Expecting? Get the Flu Vaccine
Flu season is here
It’s hard to believe, but the flu season is already officially here. Our Methodist Physicians Clinic providers are already seeing cases of the cold and flu. That’s why I tell my patients – if you are or will be pregnant this flu season, the time to get your vaccine is now.
Pregnancy raises risk
The flu can be a very serious illness, especially when you are expecting. I often tell my patients that as pregnant women, they have the immunity of a little old lady and can’t fight illness as well. Therefore, they are at just as much risk as the elderly to develop complications from the flu.
Pregnancy causes changes to the immune system, lungs and heart, which can put you at risk for serious complications:
Immunity: When you are pregnant, your body naturally lowers the immune system’s ability to protect you and respond to illnesses so it can welcome your growing baby. Unfortunately, this also means it’s easier for you to get sick.
Lungs: During pregnancy, your lungs need more oxygen – especially in your second and third trimester. Your growing belly puts pressure on your lungs, making them work harder in a smaller space. If your lung capacity is also diminished by illness, it can make you seriously ill.
Heart: Your heart works overtime during pregnancy pumping blood to both you and your baby. That means your body is under extra stress. This stress can make it more likely for you to get the flu. (This risk remains for two weeks following delivery.)
The most serious complications
If you’re pregnant and get the flu, the most serious complications can include severe respiratory distress. It can lead to intubation and the need for mechanical ventilation. There is also a higher risk for preterm labor and even death.
I tell my patients, as a pregnant woman, if you get sick your baby is at risk. Pregnant women with the flu also put their babies at greater risk for problems, including premature labor and delivery.
Getting vaccinated is so important
The influenza virus is a tricky organism. It changes frequently, so scientists and physicians have to come up with a new vaccine each year. Because they have to “predict” which mutations might occur, the vaccine’s effectiveness also changes each year. Some years it will work better than others.
Even if a vaccine does not completely cover a virus, it may give you some protection and it will likely decrease the severity of the illness you could have had as well as decrease severe complications, which is very important when you are pregnant.
Protecting you and your baby
It’s important to note that the flu vaccine given in pregnancy is not a live virus, it’s inactivated.
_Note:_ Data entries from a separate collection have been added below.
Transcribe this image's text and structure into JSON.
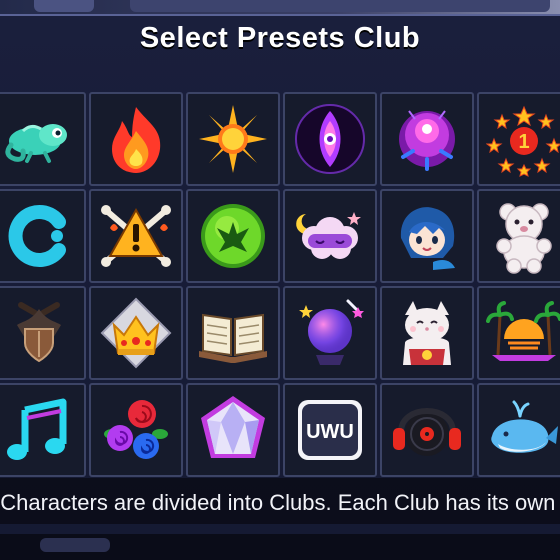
{
  "dialog": {
    "title": "Select Presets Club",
    "caption": "t Characters are divided into Clubs. Each Club has its own ther"
  },
  "clubs": [
    {
      "icon": "chameleon-icon"
    },
    {
      "icon": "flame-icon"
    },
    {
      "icon": "sun-icon"
    },
    {
      "icon": "mystic-eye-icon"
    },
    {
      "icon": "magic-orb-icon"
    },
    {
      "icon": "first-place-stars-icon"
    },
    {
      "icon": "c-logo-icon"
    },
    {
      "icon": "danger-warning-icon"
    },
    {
      "icon": "dragon-emblem-icon"
    },
    {
      "icon": "sleep-mask-cloud-icon"
    },
    {
      "icon": "anime-girl-icon"
    },
    {
      "icon": "teddy-bear-icon"
    },
    {
      "icon": "shield-icon"
    },
    {
      "icon": "crown-icon"
    },
    {
      "icon": "open-book-icon"
    },
    {
      "icon": "crystal-ball-icon"
    },
    {
      "icon": "lucky-cat-icon"
    },
    {
      "icon": "sunset-palms-icon"
    },
    {
      "icon": "music-notes-icon"
    },
    {
      "icon": "roses-icon"
    },
    {
      "icon": "crystal-gem-icon"
    },
    {
      "icon": "uwu-badge-icon"
    },
    {
      "icon": "headphones-record-icon"
    },
    {
      "icon": "whale-icon"
    }
  ],
  "uwu_text": "UWU",
  "colors": {
    "panel": "#1a1f3c",
    "cell_bg": "#161b2c",
    "cell_border": "#3c4466",
    "title": "#ffffff"
  }
}
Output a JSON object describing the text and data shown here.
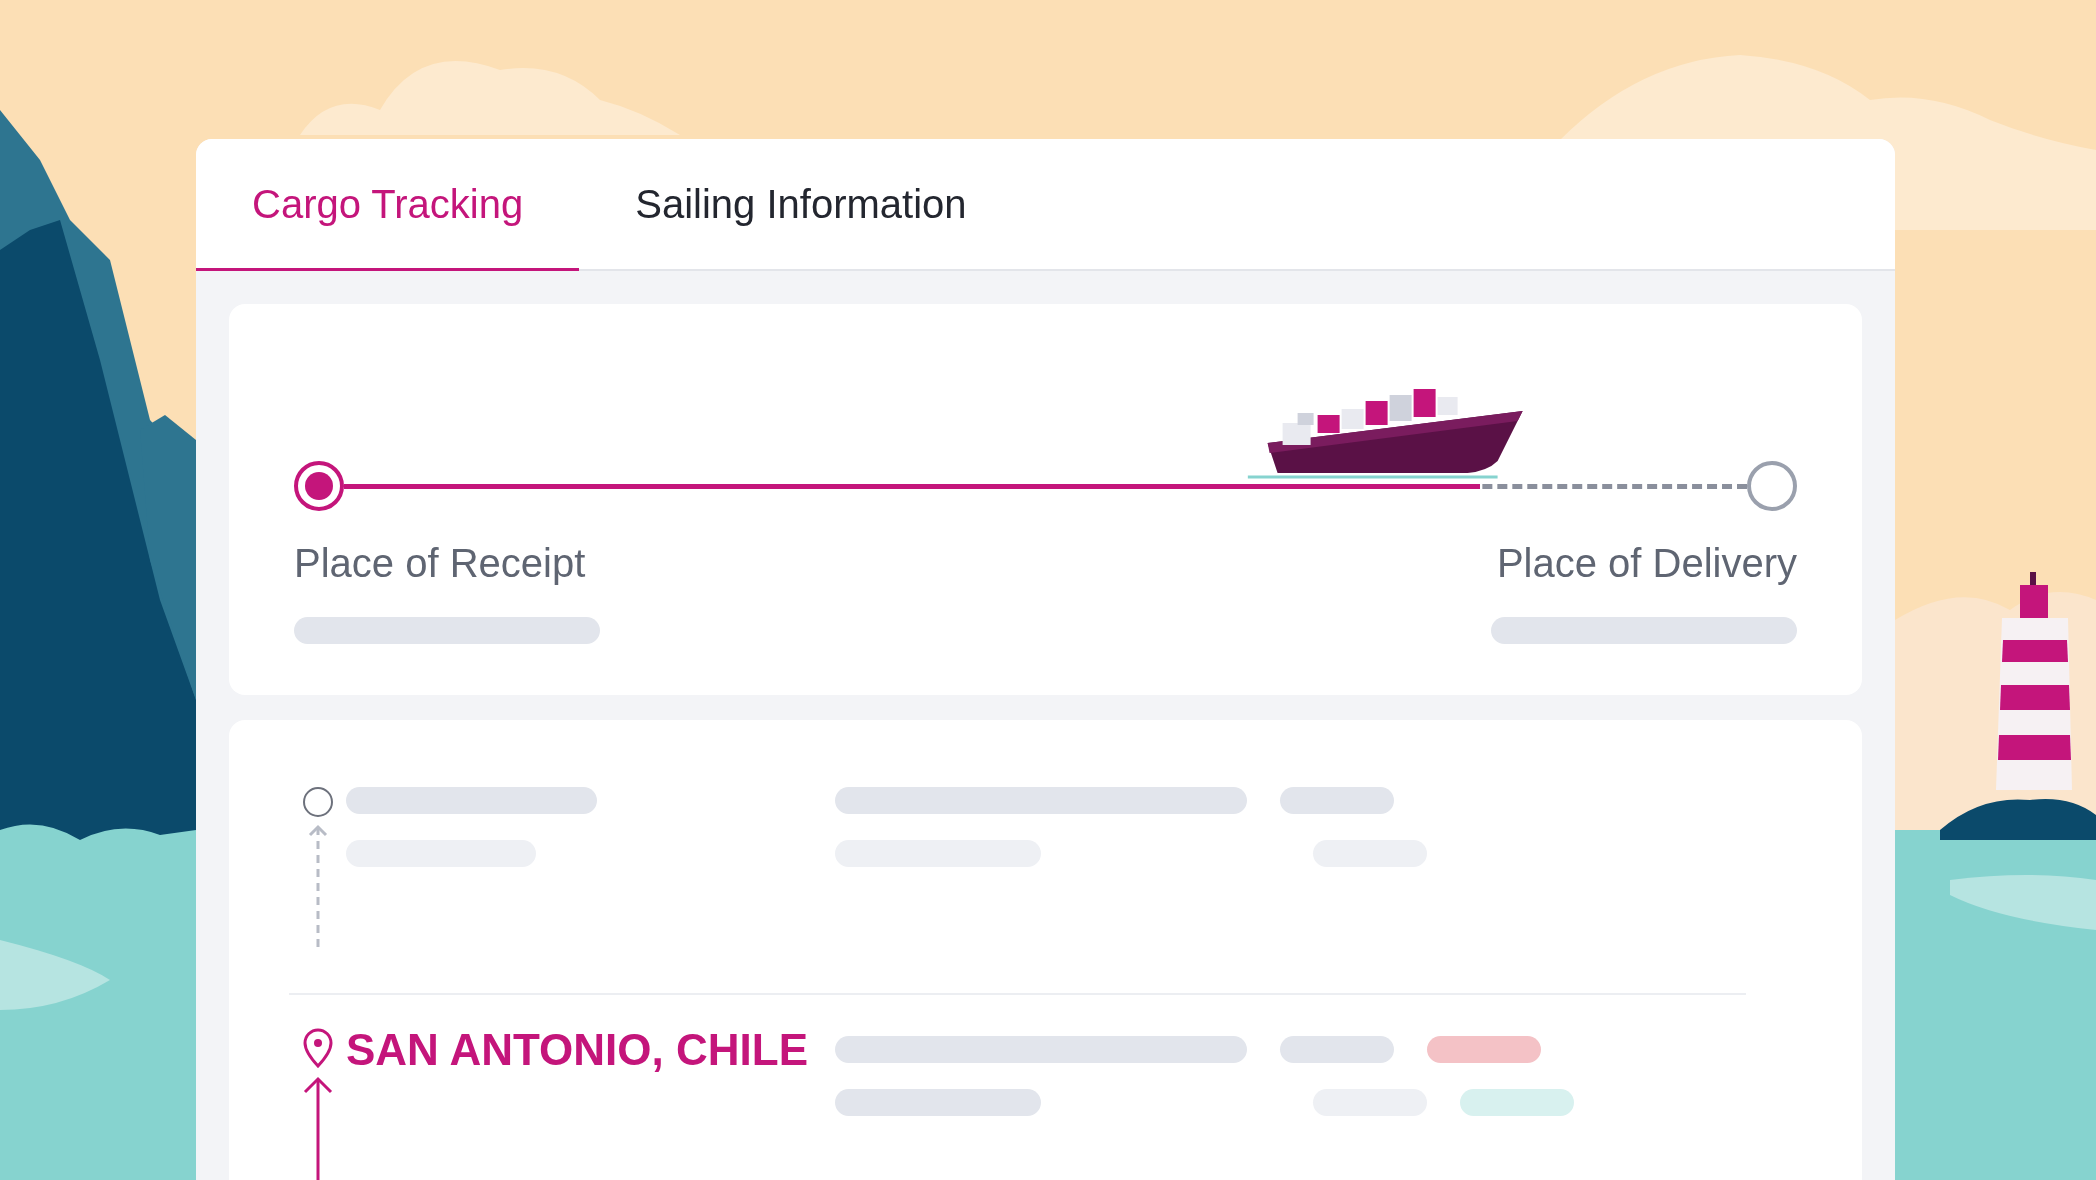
{
  "tabs": [
    {
      "label": "Cargo Tracking",
      "selected": true
    },
    {
      "label": "Sailing Information",
      "selected": false
    }
  ],
  "route": {
    "origin": "Place of Receipt",
    "destination": "Place of Delivery",
    "level": 0.81
  },
  "events": [
    {
      "kind": "pending"
    },
    {
      "kind": "current",
      "location": "SAN ANTONIO, CHILE"
    }
  ]
}
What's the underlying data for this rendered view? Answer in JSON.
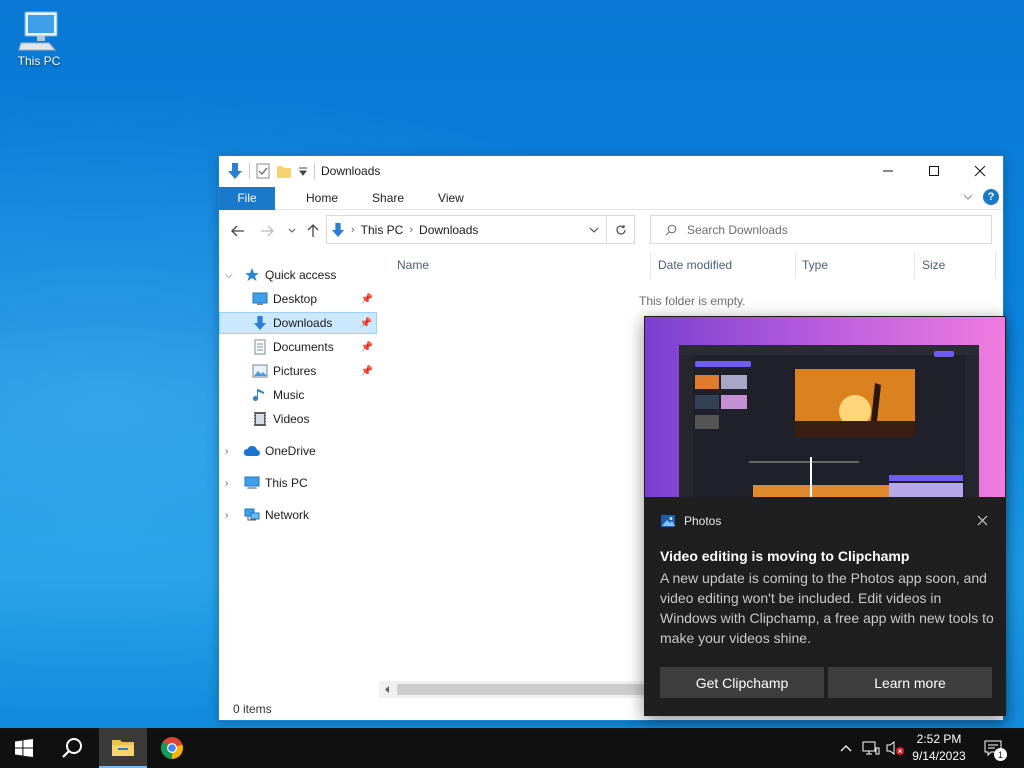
{
  "desktop": {
    "icons": [
      {
        "label": "This PC",
        "icon": "computer-icon"
      }
    ]
  },
  "explorer": {
    "title": "Downloads",
    "ribbon": {
      "file": "File",
      "tabs": [
        "Home",
        "Share",
        "View"
      ]
    },
    "address": {
      "crumbs": [
        "This PC",
        "Downloads"
      ]
    },
    "search": {
      "placeholder": "Search Downloads"
    },
    "nav": {
      "quick_access": "Quick access",
      "quick_items": [
        {
          "label": "Desktop",
          "icon": "desktop-icon",
          "pinned": true
        },
        {
          "label": "Downloads",
          "icon": "download-icon",
          "pinned": true,
          "selected": true
        },
        {
          "label": "Documents",
          "icon": "document-icon",
          "pinned": true
        },
        {
          "label": "Pictures",
          "icon": "picture-icon",
          "pinned": true
        },
        {
          "label": "Music",
          "icon": "music-icon",
          "pinned": false
        },
        {
          "label": "Videos",
          "icon": "video-icon",
          "pinned": false
        }
      ],
      "onedrive": "OneDrive",
      "this_pc": "This PC",
      "network": "Network"
    },
    "columns": [
      "Name",
      "Date modified",
      "Type",
      "Size"
    ],
    "empty_message": "This folder is empty.",
    "status": "0 items"
  },
  "toast": {
    "app": "Photos",
    "title": "Video editing is moving to Clipchamp",
    "body": "A new update is coming to the Photos app soon, and video editing won't be included. Edit videos in Windows with Clipchamp, a free app with new tools to make your videos shine.",
    "primary": "Get Clipchamp",
    "secondary": "Learn more"
  },
  "taskbar": {
    "time": "2:52 PM",
    "date": "9/14/2023",
    "notification_count": "1"
  },
  "colors": {
    "accent": "#1979ca",
    "selection": "#cce8ff",
    "toast_bg": "#1f1f1f",
    "taskbar_bg": "#101010"
  }
}
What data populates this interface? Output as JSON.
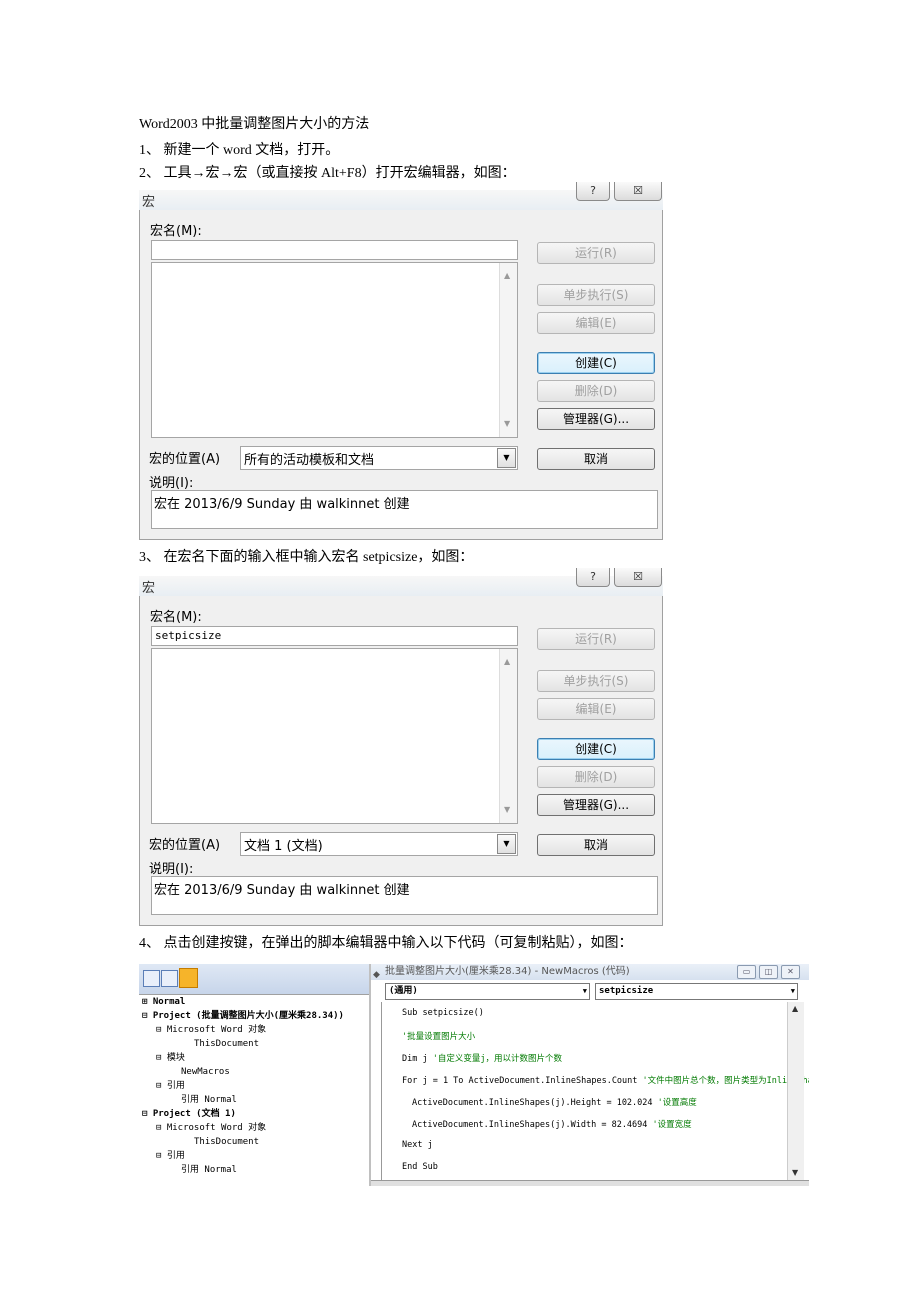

When your body is exposed to the dead virus, your body develops an immune response so that the next time it sees the virus (the live one), it can fight it better. It's been given to millions of women and is not known to cause pregnancy problems or birth defects.
Those who get the vaccine also likely provide some immunity to their newborns. Children of vaccinated mothers have lower incidence of illness – which is great because we can't forget that babies less than six months cannot receive the vaccine. YOU are their key to not getting sick. So protect your friends, family, colleagues and strangers by getting vaccinated.
Protection from influenza is not only important for you, but your family and those around you. Talk to your Methodist Physicians Clinic health care provider about getting your best shot at avoiding the flu.